BEGIN

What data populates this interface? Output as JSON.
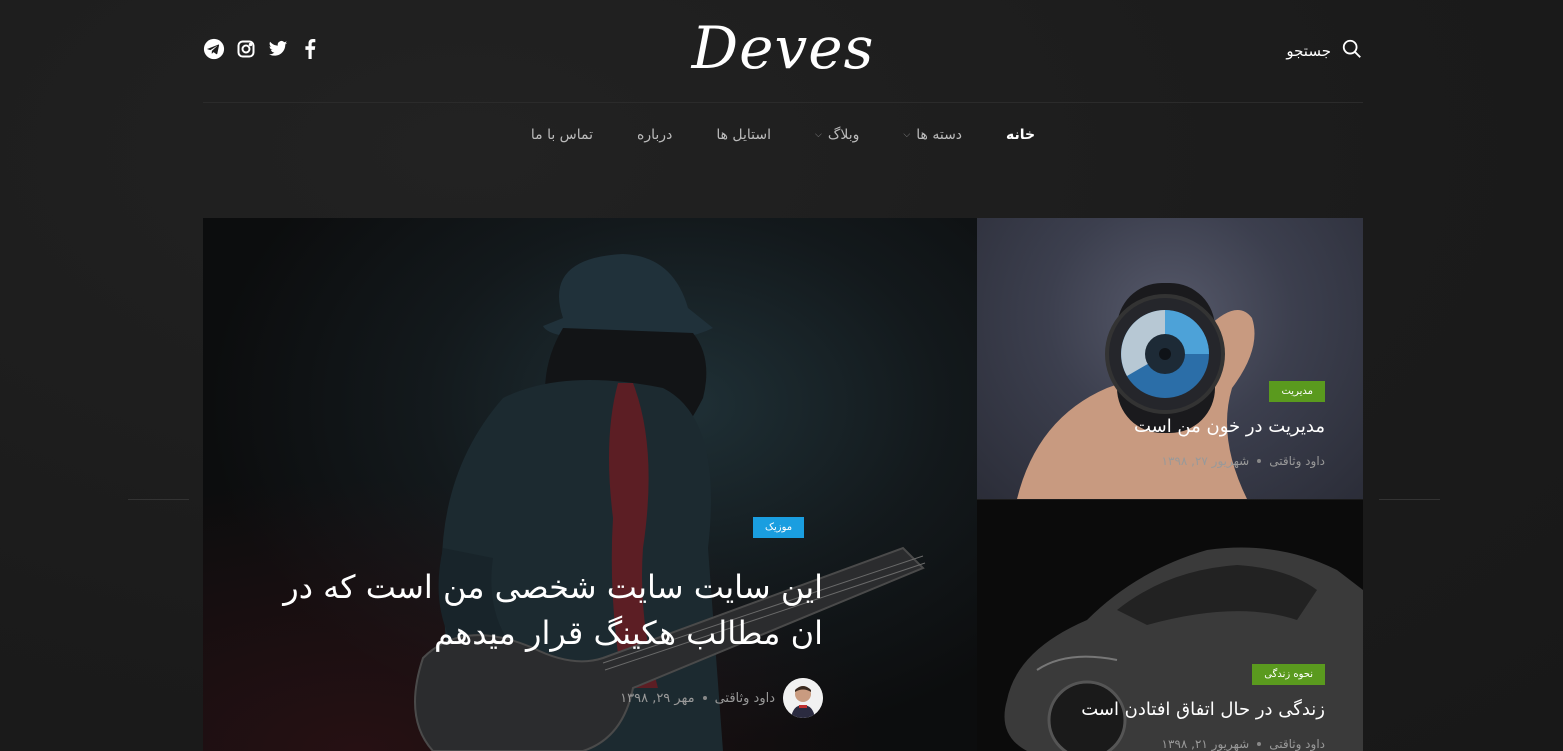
{
  "header": {
    "logo": "Deves",
    "search_label": "جستجو",
    "social_icons": [
      "facebook-icon",
      "twitter-icon",
      "instagram-icon",
      "telegram-icon"
    ]
  },
  "nav": {
    "items": [
      {
        "label": "خانه",
        "active": true,
        "dropdown": false
      },
      {
        "label": "دسته ها",
        "active": false,
        "dropdown": true
      },
      {
        "label": "وبلاگ",
        "active": false,
        "dropdown": true
      },
      {
        "label": "استایل ها",
        "active": false,
        "dropdown": false
      },
      {
        "label": "درباره",
        "active": false,
        "dropdown": false
      },
      {
        "label": "تماس با ما",
        "active": false,
        "dropdown": false
      }
    ]
  },
  "featured": {
    "category": "موزیک",
    "category_color": "#1a9ee0",
    "title": "این سایت سایت شخصی من است که در ان مطالب هکینگ قرار میدهم",
    "author": "داود وثاقتی",
    "date": "مهر ۲۹, ۱۳۹۸"
  },
  "cards": [
    {
      "category": "مدیریت",
      "category_color": "#5a9a1e",
      "title": "مدیریت در خون من است",
      "author": "داود وثاقتی",
      "date": "شهریور ۲۷, ۱۳۹۸"
    },
    {
      "category": "نحوه زندگی",
      "category_color": "#5a9a1e",
      "title": "زندگی در حال اتفاق افتادن است",
      "author": "داود وثاقتی",
      "date": "شهریور ۲۱, ۱۳۹۸"
    }
  ]
}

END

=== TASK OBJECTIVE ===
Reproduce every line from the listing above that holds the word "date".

=== OUTPUT FOR THIS EXERCISE ===
    "date": "مهر ۲۹, ۱۳۹۸"
      "date": "شهریور ۲۷, ۱۳۹۸"
      "date": "شهریور ۲۱, ۱۳۹۸"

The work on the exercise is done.